Task to complete:
Look through the records that follow. Copy every line containing the word "temperature".

Data:
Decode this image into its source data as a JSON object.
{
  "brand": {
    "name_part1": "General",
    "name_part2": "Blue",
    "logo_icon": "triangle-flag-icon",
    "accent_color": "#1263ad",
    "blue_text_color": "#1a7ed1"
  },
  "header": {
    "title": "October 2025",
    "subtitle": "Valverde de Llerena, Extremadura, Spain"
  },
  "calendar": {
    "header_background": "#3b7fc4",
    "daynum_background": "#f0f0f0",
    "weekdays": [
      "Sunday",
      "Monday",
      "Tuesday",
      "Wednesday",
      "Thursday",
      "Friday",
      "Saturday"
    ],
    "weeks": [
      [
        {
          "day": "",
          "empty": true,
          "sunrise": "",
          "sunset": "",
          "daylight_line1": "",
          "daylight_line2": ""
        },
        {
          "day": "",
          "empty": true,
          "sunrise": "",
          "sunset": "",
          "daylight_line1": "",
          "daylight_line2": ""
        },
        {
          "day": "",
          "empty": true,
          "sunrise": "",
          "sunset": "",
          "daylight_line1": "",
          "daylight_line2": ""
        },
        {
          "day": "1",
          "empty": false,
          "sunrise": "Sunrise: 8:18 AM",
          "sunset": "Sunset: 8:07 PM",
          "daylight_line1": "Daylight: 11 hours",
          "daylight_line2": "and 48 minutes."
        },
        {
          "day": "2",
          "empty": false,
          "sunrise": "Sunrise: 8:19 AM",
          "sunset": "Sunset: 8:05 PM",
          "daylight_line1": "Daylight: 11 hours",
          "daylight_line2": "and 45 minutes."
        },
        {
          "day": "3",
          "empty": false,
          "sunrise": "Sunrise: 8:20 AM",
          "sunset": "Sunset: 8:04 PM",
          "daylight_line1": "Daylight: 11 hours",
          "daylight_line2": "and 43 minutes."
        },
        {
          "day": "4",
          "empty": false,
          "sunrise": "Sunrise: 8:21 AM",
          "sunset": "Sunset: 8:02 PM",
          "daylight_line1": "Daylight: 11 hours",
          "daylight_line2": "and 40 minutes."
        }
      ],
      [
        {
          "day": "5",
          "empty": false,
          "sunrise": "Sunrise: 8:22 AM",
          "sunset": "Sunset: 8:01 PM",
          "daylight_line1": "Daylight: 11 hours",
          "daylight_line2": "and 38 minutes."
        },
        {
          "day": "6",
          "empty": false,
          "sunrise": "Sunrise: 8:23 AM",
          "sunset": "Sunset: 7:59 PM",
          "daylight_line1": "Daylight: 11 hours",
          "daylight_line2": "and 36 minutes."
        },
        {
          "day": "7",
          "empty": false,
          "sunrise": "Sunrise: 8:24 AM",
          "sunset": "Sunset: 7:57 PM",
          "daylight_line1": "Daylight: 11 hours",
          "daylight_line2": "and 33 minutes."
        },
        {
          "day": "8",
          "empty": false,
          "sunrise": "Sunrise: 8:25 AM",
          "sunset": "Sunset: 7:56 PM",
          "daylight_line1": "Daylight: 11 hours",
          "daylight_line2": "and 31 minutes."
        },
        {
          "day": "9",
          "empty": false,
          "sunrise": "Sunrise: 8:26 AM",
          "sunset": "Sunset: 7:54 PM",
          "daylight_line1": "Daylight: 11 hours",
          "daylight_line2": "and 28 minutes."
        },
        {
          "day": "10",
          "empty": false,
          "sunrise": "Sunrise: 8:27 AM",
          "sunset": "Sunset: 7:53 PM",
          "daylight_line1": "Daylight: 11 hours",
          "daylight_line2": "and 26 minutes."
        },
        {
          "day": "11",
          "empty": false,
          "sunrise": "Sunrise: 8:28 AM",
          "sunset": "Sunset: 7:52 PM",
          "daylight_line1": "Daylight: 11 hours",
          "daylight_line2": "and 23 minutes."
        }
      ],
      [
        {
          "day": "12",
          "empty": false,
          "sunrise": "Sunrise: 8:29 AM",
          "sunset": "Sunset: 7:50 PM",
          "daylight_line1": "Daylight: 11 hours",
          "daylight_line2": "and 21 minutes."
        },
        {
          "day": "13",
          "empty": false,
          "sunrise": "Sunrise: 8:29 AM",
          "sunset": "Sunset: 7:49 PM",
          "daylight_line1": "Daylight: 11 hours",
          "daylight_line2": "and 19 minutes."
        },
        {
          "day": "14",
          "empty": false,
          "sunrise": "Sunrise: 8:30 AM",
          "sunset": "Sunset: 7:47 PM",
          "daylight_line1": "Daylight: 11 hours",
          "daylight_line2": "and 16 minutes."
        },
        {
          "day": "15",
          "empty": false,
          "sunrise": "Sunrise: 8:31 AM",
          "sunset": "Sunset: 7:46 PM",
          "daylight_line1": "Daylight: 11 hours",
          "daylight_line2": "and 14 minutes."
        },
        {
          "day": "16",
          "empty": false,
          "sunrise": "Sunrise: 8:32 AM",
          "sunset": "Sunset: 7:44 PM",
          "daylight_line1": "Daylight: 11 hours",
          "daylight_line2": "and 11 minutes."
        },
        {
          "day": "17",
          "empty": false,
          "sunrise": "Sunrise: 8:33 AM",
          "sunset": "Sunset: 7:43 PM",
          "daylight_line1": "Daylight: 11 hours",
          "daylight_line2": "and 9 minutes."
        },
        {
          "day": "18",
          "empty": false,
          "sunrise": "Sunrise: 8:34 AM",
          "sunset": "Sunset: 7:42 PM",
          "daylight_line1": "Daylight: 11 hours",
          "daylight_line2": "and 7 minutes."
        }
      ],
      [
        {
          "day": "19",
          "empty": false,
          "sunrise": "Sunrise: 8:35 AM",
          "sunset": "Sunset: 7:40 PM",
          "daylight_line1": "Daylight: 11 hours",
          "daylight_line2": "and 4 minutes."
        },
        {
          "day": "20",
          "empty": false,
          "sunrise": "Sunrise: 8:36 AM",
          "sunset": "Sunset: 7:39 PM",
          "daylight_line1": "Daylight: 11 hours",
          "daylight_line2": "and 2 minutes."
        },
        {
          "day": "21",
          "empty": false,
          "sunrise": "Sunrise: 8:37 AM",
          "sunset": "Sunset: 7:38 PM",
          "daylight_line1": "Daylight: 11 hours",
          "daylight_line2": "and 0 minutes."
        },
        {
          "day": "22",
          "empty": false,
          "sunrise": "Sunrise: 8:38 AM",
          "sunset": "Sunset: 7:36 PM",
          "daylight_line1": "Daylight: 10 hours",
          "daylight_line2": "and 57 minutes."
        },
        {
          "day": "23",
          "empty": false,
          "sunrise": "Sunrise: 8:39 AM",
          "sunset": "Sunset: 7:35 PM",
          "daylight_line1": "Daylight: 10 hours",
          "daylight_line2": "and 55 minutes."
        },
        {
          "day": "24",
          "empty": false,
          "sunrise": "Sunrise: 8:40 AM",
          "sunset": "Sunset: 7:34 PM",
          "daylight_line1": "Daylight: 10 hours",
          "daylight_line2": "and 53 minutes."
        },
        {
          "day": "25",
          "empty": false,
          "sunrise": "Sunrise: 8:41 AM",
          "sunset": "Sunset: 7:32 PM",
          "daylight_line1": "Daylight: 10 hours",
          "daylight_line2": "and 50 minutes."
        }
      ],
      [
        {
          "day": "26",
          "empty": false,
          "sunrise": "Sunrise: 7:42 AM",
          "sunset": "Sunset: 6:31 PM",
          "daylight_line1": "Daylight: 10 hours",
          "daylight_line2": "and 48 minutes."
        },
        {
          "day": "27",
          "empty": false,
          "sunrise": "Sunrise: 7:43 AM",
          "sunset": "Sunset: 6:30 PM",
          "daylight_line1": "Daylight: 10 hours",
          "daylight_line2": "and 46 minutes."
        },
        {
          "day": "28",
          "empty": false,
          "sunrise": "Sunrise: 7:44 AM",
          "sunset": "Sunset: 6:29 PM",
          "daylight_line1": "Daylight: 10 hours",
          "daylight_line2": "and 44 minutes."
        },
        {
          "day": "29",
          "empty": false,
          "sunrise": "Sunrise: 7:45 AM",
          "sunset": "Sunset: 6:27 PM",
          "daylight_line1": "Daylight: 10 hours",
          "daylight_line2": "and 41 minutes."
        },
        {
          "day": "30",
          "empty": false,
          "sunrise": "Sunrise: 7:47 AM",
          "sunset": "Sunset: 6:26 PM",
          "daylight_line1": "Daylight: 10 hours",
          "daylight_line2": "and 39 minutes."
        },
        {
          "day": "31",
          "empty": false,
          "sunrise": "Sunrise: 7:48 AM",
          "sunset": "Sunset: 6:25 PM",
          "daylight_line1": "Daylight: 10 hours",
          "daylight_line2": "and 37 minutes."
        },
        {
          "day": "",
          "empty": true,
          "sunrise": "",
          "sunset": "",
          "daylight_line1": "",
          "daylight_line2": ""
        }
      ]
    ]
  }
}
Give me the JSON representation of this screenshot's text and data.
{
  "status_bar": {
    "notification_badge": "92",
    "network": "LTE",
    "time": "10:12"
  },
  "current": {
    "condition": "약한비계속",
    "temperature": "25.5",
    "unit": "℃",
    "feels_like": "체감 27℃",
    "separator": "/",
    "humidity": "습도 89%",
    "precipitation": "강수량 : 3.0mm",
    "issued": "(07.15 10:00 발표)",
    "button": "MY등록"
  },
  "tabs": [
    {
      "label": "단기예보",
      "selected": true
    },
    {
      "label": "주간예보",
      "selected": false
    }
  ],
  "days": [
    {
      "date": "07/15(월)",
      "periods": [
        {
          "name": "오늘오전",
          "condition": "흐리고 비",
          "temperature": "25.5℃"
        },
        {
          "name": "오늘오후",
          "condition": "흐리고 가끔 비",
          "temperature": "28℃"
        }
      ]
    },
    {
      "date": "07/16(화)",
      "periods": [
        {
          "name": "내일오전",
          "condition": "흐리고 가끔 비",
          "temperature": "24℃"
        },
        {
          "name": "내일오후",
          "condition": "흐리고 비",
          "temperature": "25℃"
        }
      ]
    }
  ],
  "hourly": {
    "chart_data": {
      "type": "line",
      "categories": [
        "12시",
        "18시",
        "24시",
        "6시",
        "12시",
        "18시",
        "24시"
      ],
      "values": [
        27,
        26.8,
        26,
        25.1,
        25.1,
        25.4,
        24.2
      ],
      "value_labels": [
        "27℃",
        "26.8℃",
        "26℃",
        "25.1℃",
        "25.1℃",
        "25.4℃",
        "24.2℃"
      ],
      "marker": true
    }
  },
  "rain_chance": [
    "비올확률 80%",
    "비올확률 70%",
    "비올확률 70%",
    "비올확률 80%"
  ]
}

Solution:
    "temperature": "25.5",
          "temperature": "25.5℃"
          "temperature": "28℃"
          "temperature": "24℃"
          "temperature": "25℃"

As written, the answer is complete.